This article was originally published in the Daily Press on March 5.
Oysters are a favorite at Heirloom Restaurant in Virginia Beach, which on average sells about 300 a day. “Oysters are one of many local ingredients that put Virginia Beach on the map as far as culinary offerings go,” Brent Cowan, Heirloom’s owner and head chef, said. “There’s just something about a fresh oyster, that sweet brine, perfectly shucked, served nice and cold or roasted on the grill.”
After customers finish their meals, staff put the oyster shells into five-gallon buckets, which are picked up twice a week by volunteers from the Chesapeake Bay Foundation. Baby oysters will attach to these recycled shells in local reefs. It’s a satisfying cycle from water to restaurant and back.
While this shell is an essential resource for restoration work, some restaurants still send oyster shells to landfills. This year, Virginia is taking an important step to increase oyster shell recycling through legislation that the General Assembly just passed and sent to the governor. The bill establishes a new fund to keep oyster shells out of the trash by providing grants to businesses and people that recycle shells, as well as organizations that maintain shell recycling bins.
“By recycling, you’re not filling up the landfills and dumpsters with oyster shells,” Cowan said. “The more oysters we have, the cleaner our waterways and the Chesapeake Bay will be.”
Virginia oyster harvests are climbing and investments in clean water from Virginia legislators are key to making sure this trend continues, as the Editorial Board recently noted. But a lesser-known issue is the scarcity of oyster shells, where a limited supply and increasing demand for restoration work has driven up the cost of shells.

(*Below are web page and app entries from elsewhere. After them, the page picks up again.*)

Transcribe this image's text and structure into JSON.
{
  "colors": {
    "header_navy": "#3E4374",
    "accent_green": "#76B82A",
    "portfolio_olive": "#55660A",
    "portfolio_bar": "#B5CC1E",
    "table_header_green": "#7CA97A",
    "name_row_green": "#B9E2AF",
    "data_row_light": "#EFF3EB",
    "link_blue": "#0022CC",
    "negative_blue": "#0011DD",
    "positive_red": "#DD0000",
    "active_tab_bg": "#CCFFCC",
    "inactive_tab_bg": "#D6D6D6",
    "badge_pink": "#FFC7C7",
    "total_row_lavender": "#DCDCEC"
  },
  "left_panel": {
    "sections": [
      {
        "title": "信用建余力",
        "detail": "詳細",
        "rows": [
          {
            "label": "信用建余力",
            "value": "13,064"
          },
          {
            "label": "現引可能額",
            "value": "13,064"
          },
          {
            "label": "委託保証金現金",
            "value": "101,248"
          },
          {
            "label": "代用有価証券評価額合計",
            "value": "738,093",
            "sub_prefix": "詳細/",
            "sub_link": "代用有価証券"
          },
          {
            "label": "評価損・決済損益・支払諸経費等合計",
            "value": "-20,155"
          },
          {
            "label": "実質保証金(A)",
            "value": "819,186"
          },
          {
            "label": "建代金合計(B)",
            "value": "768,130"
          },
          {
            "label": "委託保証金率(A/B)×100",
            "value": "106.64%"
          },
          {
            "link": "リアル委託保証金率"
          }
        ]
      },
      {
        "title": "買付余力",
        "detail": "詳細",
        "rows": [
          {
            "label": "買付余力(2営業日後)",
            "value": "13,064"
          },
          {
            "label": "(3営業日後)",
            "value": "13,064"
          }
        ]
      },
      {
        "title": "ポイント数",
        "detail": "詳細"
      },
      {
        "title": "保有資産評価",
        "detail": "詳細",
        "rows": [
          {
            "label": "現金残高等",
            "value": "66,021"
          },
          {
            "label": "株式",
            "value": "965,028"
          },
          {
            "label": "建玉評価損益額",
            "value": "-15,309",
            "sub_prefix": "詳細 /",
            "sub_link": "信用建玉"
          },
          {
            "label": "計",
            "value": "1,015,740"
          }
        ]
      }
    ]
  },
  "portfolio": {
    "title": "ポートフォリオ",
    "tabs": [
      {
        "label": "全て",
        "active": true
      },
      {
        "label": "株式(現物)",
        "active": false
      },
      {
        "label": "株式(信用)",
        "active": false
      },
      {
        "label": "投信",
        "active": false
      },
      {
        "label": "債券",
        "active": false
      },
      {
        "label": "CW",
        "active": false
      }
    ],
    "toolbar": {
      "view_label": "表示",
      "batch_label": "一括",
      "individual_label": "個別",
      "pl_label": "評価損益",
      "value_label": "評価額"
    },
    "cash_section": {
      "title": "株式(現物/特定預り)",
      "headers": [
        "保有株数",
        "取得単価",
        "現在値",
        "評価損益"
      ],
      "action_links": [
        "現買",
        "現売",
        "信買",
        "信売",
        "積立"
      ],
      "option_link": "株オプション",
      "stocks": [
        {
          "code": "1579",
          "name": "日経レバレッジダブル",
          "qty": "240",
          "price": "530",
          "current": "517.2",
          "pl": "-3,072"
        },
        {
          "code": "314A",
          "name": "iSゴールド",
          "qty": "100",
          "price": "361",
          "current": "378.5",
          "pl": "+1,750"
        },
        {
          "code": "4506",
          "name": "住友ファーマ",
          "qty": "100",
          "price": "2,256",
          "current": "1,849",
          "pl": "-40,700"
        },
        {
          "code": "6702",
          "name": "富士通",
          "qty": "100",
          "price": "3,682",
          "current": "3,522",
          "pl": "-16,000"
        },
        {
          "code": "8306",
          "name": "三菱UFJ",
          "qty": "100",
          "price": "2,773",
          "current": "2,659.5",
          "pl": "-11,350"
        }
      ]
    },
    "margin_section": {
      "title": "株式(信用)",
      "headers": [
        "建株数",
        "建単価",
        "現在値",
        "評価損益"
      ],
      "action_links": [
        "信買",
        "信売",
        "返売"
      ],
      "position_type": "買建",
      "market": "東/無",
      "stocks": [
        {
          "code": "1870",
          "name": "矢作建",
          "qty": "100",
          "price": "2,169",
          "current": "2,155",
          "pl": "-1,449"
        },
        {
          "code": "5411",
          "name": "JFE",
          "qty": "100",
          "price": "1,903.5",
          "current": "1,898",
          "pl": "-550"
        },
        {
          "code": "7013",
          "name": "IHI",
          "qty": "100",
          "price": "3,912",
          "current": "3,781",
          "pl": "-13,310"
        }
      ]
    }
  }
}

In the face of this tight supply, several volunteer-based programs in Virginia pick up empty oyster shells from businesses, oyster roasts and bins where anyone can drop off shells after meals. The shells are then cured and prepared for planting on oyster reefs.
Baby oysters must attach to a hard surface to grow. In nature, this is often the shell of another oyster, which can eventually host 10 or more new oysters. These networks of oysters create reefs that filter water and form homes for fish, crabs and other species vital to businesses that rely on fishing and seafood.
Virginia’s adoption of a fund to help businesses and organizations recycle oyster shells will give a much-needed boost to shell supplies. Some restaurants may be unaware of shell recycling programs or hesitant to dedicate staff time and space to store shells until they are picked up.
“Now more than ever it’s important to provide incentives for recycling shells,” Cowan said. “Restaurants continue to face many challenges coming out of COVID, including staffing shortages, higher food costs and inflation affecting shipping costs, gas prices and operating costs in general.”
Hampton Roads legislators Sen. Monty Mason and Del. Tim Anderson sponsored the shell recycling legislation. The restaurants that participate, along with the people who drop off shells at bins, are all doing their part to work towards the Chesapeake Oyster Alliance goal of adding 10 billion oysters to the bay by 2025.
But perhaps the biggest benefit of sending oyster shells to reefs is giving back to the waters that provide us with fresh seafood in the first place. Heirloom Restaurant is rooted firmly in the region’s farms and waterways, and Cowan’s childhood memories in Hampton Roads of his father and grandfather enjoying oysters roasted on the grill.
He now recycles shells for the next generation. “I hope my kids will always be able to swim in the Bay and the Lynnhaven River,” Cowan said. “If we want to keep swimming and serving oysters and have clean waterways for fish and shrimp, restoring oyster populations is key.”
Find out more about CBF's own shell recycling programs in Maryland and Virginia.